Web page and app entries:
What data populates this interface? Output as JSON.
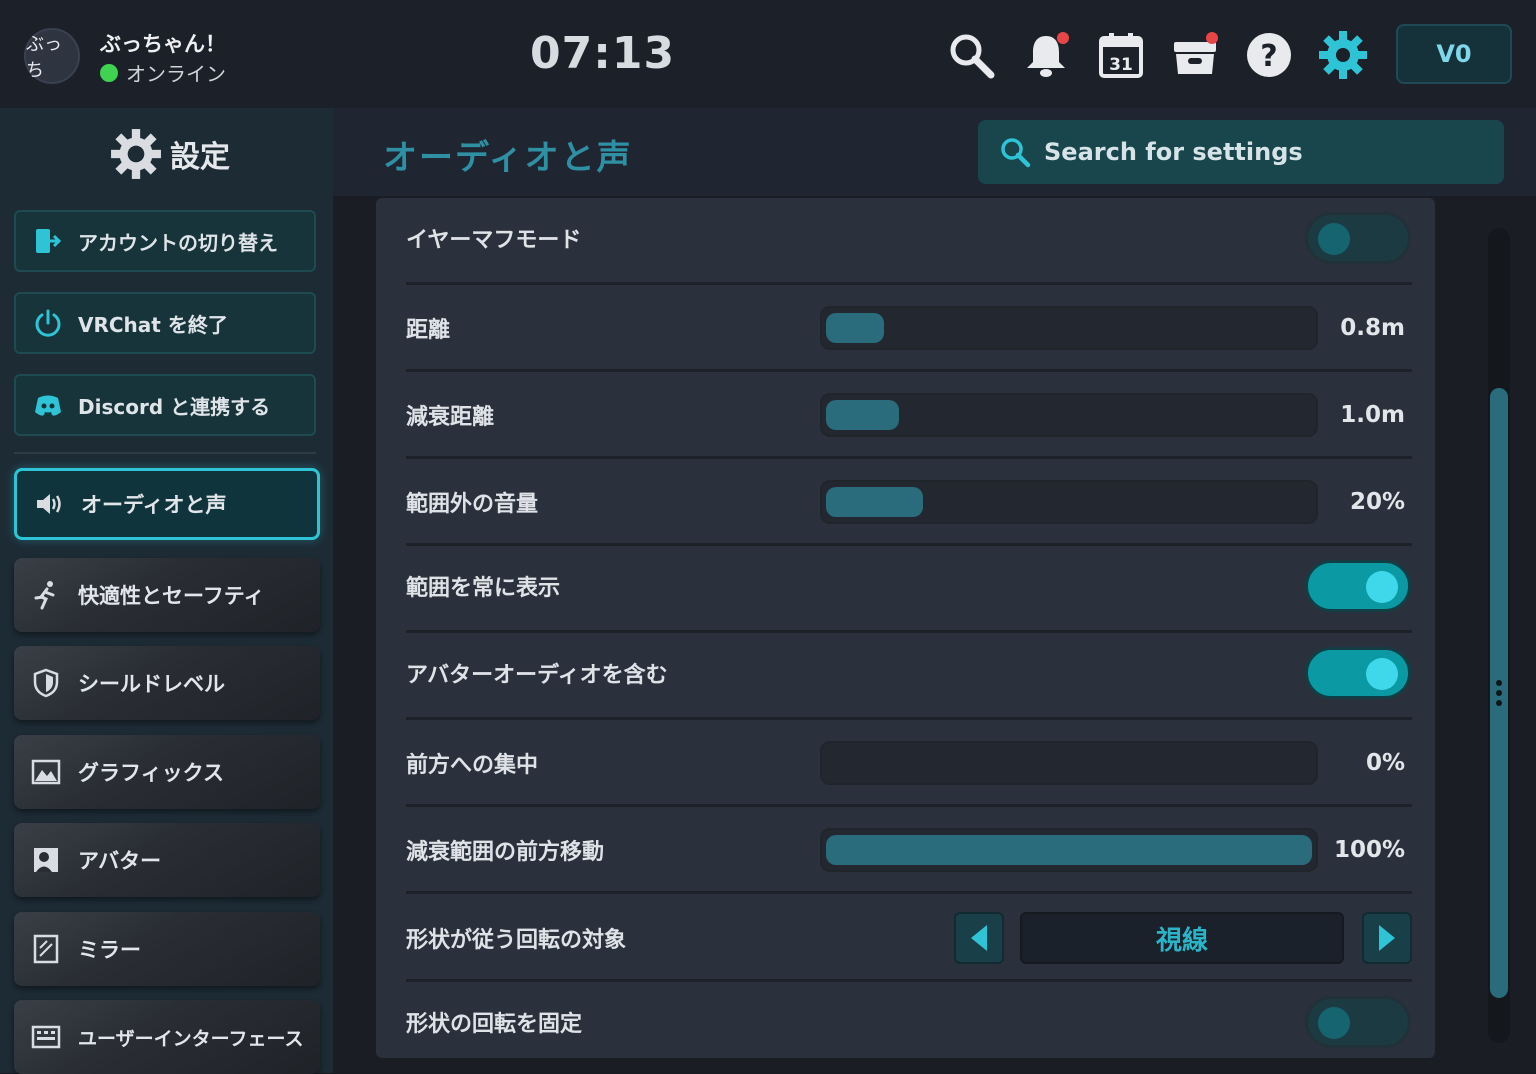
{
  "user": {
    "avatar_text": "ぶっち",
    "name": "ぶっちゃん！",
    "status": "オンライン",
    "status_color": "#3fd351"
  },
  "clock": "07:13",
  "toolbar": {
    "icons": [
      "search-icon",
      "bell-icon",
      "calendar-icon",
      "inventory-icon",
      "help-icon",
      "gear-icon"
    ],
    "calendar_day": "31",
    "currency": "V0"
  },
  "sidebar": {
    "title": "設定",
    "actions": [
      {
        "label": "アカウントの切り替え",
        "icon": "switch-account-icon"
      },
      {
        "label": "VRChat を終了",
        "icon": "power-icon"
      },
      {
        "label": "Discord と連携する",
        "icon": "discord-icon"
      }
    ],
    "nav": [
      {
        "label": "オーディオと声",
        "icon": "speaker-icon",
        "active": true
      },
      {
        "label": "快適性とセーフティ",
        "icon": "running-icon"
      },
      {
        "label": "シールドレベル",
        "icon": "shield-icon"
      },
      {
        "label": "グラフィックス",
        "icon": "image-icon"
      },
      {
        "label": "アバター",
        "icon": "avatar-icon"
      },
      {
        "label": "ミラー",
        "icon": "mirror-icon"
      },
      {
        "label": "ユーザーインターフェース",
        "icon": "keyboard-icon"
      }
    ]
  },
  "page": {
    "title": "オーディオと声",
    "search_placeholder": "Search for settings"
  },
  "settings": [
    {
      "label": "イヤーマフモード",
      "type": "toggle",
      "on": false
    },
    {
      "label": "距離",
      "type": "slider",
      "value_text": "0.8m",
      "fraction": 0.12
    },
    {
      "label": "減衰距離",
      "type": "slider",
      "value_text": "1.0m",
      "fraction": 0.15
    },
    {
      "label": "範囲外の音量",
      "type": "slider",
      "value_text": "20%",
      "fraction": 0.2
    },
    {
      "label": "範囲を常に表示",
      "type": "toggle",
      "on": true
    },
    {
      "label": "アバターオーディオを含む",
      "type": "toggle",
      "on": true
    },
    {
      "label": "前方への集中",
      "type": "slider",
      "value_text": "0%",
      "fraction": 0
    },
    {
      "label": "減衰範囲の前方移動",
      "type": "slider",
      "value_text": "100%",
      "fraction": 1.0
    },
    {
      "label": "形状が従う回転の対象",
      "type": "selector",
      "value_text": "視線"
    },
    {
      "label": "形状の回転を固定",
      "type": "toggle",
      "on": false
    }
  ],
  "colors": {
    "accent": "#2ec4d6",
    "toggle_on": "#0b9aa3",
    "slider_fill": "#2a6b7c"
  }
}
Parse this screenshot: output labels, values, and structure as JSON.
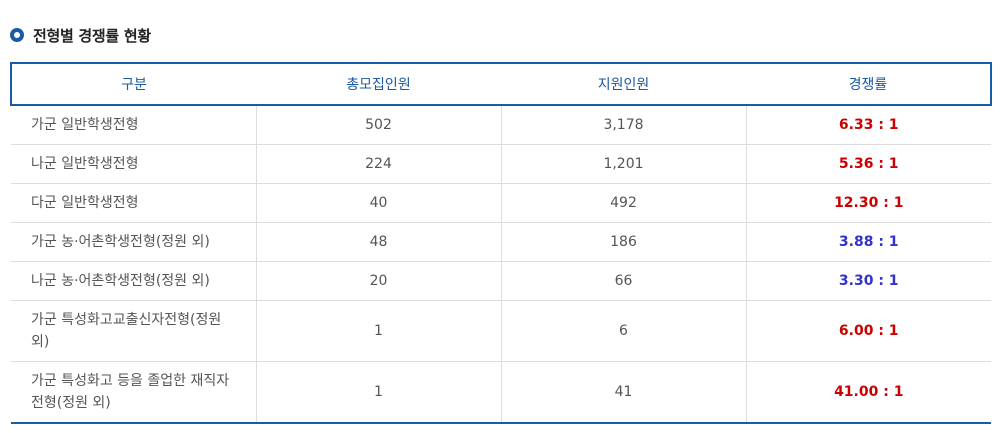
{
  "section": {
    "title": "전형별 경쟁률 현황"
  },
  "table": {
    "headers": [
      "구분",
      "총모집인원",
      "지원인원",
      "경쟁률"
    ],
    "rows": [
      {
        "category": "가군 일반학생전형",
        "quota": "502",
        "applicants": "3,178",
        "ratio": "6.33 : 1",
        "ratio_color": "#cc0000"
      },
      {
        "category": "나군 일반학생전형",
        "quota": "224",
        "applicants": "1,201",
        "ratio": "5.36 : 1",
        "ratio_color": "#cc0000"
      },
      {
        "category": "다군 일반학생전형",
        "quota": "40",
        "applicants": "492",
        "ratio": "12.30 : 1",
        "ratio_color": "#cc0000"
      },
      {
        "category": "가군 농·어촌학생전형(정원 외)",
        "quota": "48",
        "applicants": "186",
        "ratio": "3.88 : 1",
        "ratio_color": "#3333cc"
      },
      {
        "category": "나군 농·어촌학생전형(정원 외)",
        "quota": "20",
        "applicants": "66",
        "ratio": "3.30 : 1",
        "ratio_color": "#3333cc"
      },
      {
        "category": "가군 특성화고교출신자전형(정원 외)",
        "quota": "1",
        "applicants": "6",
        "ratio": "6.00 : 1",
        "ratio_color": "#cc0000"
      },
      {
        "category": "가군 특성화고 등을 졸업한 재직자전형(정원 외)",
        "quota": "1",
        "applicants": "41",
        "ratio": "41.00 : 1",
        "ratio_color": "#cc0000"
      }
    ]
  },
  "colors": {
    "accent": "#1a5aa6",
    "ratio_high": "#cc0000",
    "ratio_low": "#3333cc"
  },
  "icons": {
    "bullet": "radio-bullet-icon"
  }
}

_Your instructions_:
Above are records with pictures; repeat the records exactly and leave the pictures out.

_Your response_:
What data populates this interface? Output as JSON.
{
  "user": {
    "avatar_text": "ぶっち",
    "name": "ぶっちゃん！",
    "status": "オンライン",
    "status_color": "#3fd351"
  },
  "clock": "07:13",
  "toolbar": {
    "icons": [
      "search-icon",
      "bell-icon",
      "calendar-icon",
      "inventory-icon",
      "help-icon",
      "gear-icon"
    ],
    "calendar_day": "31",
    "currency": "V0"
  },
  "sidebar": {
    "title": "設定",
    "actions": [
      {
        "label": "アカウントの切り替え",
        "icon": "switch-account-icon"
      },
      {
        "label": "VRChat を終了",
        "icon": "power-icon"
      },
      {
        "label": "Discord と連携する",
        "icon": "discord-icon"
      }
    ],
    "nav": [
      {
        "label": "オーディオと声",
        "icon": "speaker-icon",
        "active": true
      },
      {
        "label": "快適性とセーフティ",
        "icon": "running-icon"
      },
      {
        "label": "シールドレベル",
        "icon": "shield-icon"
      },
      {
        "label": "グラフィックス",
        "icon": "image-icon"
      },
      {
        "label": "アバター",
        "icon": "avatar-icon"
      },
      {
        "label": "ミラー",
        "icon": "mirror-icon"
      },
      {
        "label": "ユーザーインターフェース",
        "icon": "keyboard-icon"
      }
    ]
  },
  "page": {
    "title": "オーディオと声",
    "search_placeholder": "Search for settings"
  },
  "settings": [
    {
      "label": "イヤーマフモード",
      "type": "toggle",
      "on": false
    },
    {
      "label": "距離",
      "type": "slider",
      "value_text": "0.8m",
      "fraction": 0.12
    },
    {
      "label": "減衰距離",
      "type": "slider",
      "value_text": "1.0m",
      "fraction": 0.15
    },
    {
      "label": "範囲外の音量",
      "type": "slider",
      "value_text": "20%",
      "fraction": 0.2
    },
    {
      "label": "範囲を常に表示",
      "type": "toggle",
      "on": true
    },
    {
      "label": "アバターオーディオを含む",
      "type": "toggle",
      "on": true
    },
    {
      "label": "前方への集中",
      "type": "slider",
      "value_text": "0%",
      "fraction": 0
    },
    {
      "label": "減衰範囲の前方移動",
      "type": "slider",
      "value_text": "100%",
      "fraction": 1.0
    },
    {
      "label": "形状が従う回転の対象",
      "type": "selector",
      "value_text": "視線"
    },
    {
      "label": "形状の回転を固定",
      "type": "toggle",
      "on": false
    }
  ],
  "colors": {
    "accent": "#2ec4d6",
    "toggle_on": "#0b9aa3",
    "slider_fill": "#2a6b7c"
  }
}
Parse this screenshot: output labels, values, and structure as JSON.
{
  "section": {
    "title": "전형별 경쟁률 현황"
  },
  "table": {
    "headers": [
      "구분",
      "총모집인원",
      "지원인원",
      "경쟁률"
    ],
    "rows": [
      {
        "category": "가군 일반학생전형",
        "quota": "502",
        "applicants": "3,178",
        "ratio": "6.33 : 1",
        "ratio_color": "#cc0000"
      },
      {
        "category": "나군 일반학생전형",
        "quota": "224",
        "applicants": "1,201",
        "ratio": "5.36 : 1",
        "ratio_color": "#cc0000"
      },
      {
        "category": "다군 일반학생전형",
        "quota": "40",
        "applicants": "492",
        "ratio": "12.30 : 1",
        "ratio_color": "#cc0000"
      },
      {
        "category": "가군 농·어촌학생전형(정원 외)",
        "quota": "48",
        "applicants": "186",
        "ratio": "3.88 : 1",
        "ratio_color": "#3333cc"
      },
      {
        "category": "나군 농·어촌학생전형(정원 외)",
        "quota": "20",
        "applicants": "66",
        "ratio": "3.30 : 1",
        "ratio_color": "#3333cc"
      },
      {
        "category": "가군 특성화고교출신자전형(정원 외)",
        "quota": "1",
        "applicants": "6",
        "ratio": "6.00 : 1",
        "ratio_color": "#cc0000"
      },
      {
        "category": "가군 특성화고 등을 졸업한 재직자전형(정원 외)",
        "quota": "1",
        "applicants": "41",
        "ratio": "41.00 : 1",
        "ratio_color": "#cc0000"
      }
    ]
  },
  "colors": {
    "accent": "#1a5aa6",
    "ratio_high": "#cc0000",
    "ratio_low": "#3333cc"
  },
  "icons": {
    "bullet": "radio-bullet-icon"
  }
}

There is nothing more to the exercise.